Nineteen Social Security
Twenty Taxation and Redistribution
Twenty-one The Monetary Framework
Twenty-two Housing and Town Planning
Twenty-three Agriculture and Natural Resources
Twenty-four Education and Research
Postscript: Why I Am Not a Conservative
Analytical Table of Contents
Index of Authors CitedIndex of Subjects
Most Helpful Customer Reviews

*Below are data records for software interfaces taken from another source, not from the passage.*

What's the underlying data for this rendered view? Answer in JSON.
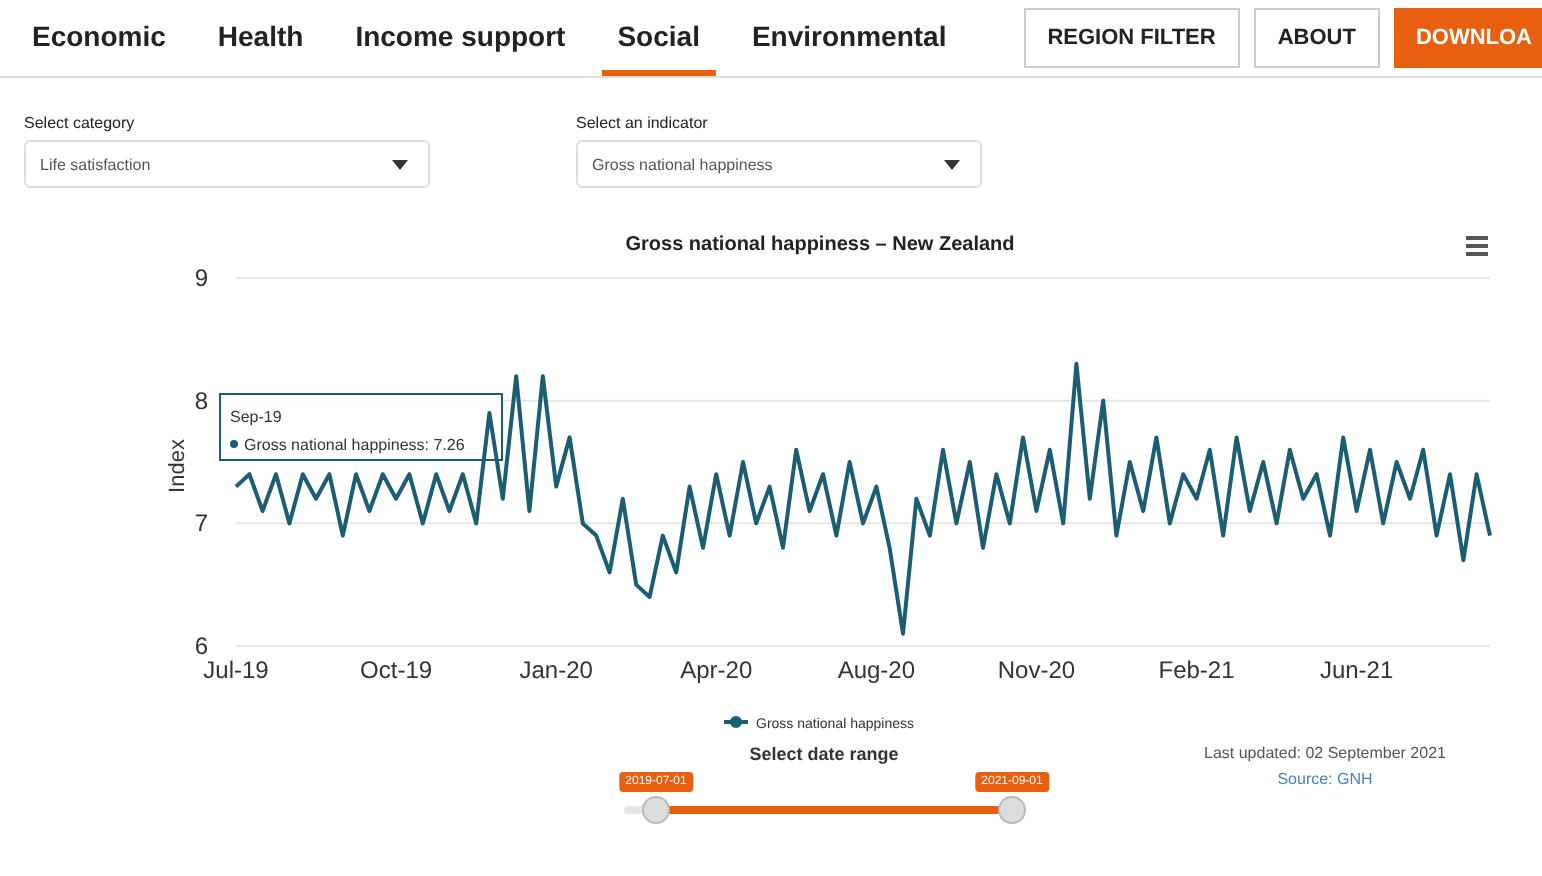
{
  "nav": {
    "tabs": [
      {
        "label": "Economic",
        "selected": false
      },
      {
        "label": "Health",
        "selected": false
      },
      {
        "label": "Income support",
        "selected": false
      },
      {
        "label": "Social",
        "selected": true
      },
      {
        "label": "Environmental",
        "selected": false
      }
    ],
    "buttons": [
      {
        "label": "REGION FILTER",
        "kind": "outline"
      },
      {
        "label": "ABOUT",
        "kind": "outline"
      },
      {
        "label": "DOWNLOA",
        "kind": "filled"
      }
    ]
  },
  "filters": [
    {
      "label": "Select category",
      "value": "Life satisfaction"
    },
    {
      "label": "Select an indicator",
      "value": "Gross national happiness"
    }
  ],
  "chart": {
    "chart_data": {
      "type": "line",
      "title": "Gross national happiness – New Zealand",
      "ylabel": "Index",
      "categories": [
        "Jul-19",
        null,
        null,
        null,
        null,
        null,
        null,
        null,
        null,
        null,
        null,
        null,
        "Oct-19",
        null,
        null,
        null,
        null,
        null,
        null,
        null,
        null,
        null,
        null,
        null,
        "Jan-20",
        null,
        null,
        null,
        null,
        null,
        null,
        null,
        null,
        null,
        null,
        null,
        "Apr-20",
        null,
        null,
        null,
        null,
        null,
        null,
        null,
        null,
        null,
        null,
        null,
        "Aug-20",
        null,
        null,
        null,
        null,
        null,
        null,
        null,
        null,
        null,
        null,
        null,
        "Nov-20",
        null,
        null,
        null,
        null,
        null,
        null,
        null,
        null,
        null,
        null,
        null,
        "Feb-21",
        null,
        null,
        null,
        null,
        null,
        null,
        null,
        null,
        null,
        null,
        null,
        "Jun-21",
        null,
        null,
        null,
        null,
        null,
        null,
        null,
        null,
        null,
        null
      ],
      "ylim": [
        6,
        9
      ],
      "yticks": [
        6,
        7,
        8,
        9
      ],
      "series": [
        {
          "name": "Gross national happiness",
          "color": "#1b5e73",
          "values": [
            7.3,
            7.4,
            7.1,
            7.4,
            7.0,
            7.4,
            7.2,
            7.4,
            6.9,
            7.4,
            7.1,
            7.4,
            7.2,
            7.4,
            7.0,
            7.4,
            7.1,
            7.4,
            7.0,
            7.9,
            7.2,
            8.2,
            7.1,
            8.2,
            7.3,
            7.7,
            7.0,
            6.9,
            6.6,
            7.2,
            6.5,
            6.4,
            6.9,
            6.6,
            7.3,
            6.8,
            7.4,
            6.9,
            7.5,
            7.0,
            7.3,
            6.8,
            7.6,
            7.1,
            7.4,
            6.9,
            7.5,
            7.0,
            7.3,
            6.8,
            6.1,
            7.2,
            6.9,
            7.6,
            7.0,
            7.5,
            6.8,
            7.4,
            7.0,
            7.7,
            7.1,
            7.6,
            7.0,
            8.3,
            7.2,
            8.0,
            6.9,
            7.5,
            7.1,
            7.7,
            7.0,
            7.4,
            7.2,
            7.6,
            6.9,
            7.7,
            7.1,
            7.5,
            7.0,
            7.6,
            7.2,
            7.4,
            6.9,
            7.7,
            7.1,
            7.6,
            7.0,
            7.5,
            7.2,
            7.6,
            6.9,
            7.4,
            6.7,
            7.4,
            6.9
          ]
        }
      ]
    },
    "tooltip": {
      "title": "Sep-19",
      "text": "Gross national happiness: 7.26"
    }
  },
  "date_range": {
    "label": "Select date range",
    "handles": [
      {
        "value_label": "2019-07-01",
        "level": 0.08
      },
      {
        "value_label": "2021-09-01",
        "level": 0.97
      }
    ]
  },
  "footer": {
    "updated": "Last updated: 02 September 2021",
    "source": "Source: GNH"
  }
}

Economist and political philosopher Friedrich A. Hayek wrote The Constitution of Liberty for publication in 1960, but his timeless insights still have currency. His reasoned advocacy of economic freedom and personal liberty applies to modern debates on controversial subjects ranging from price inflation and progressive taxation to public education. The book contrasts the benefits of limited government with the costs of central economic planning. Restricting government is more likely to produce the individual spontaneity and creativity that is vital to the advance of knowledge and civilization. Hayek demonstrates how liberty takes sustenance from the rule of law, the concept of due process and the constitutional form of government. He identifies serious but subtle threats to individual freedom. For example, he criticizes Social Security and progressive taxation as regrettable forms of income redistribution. getAbstract recommends this scholarly tome to readers seeking a detailed philosophical foundation for limited government and to anyone who wants to be familiar with the classic canon of modern economic thought.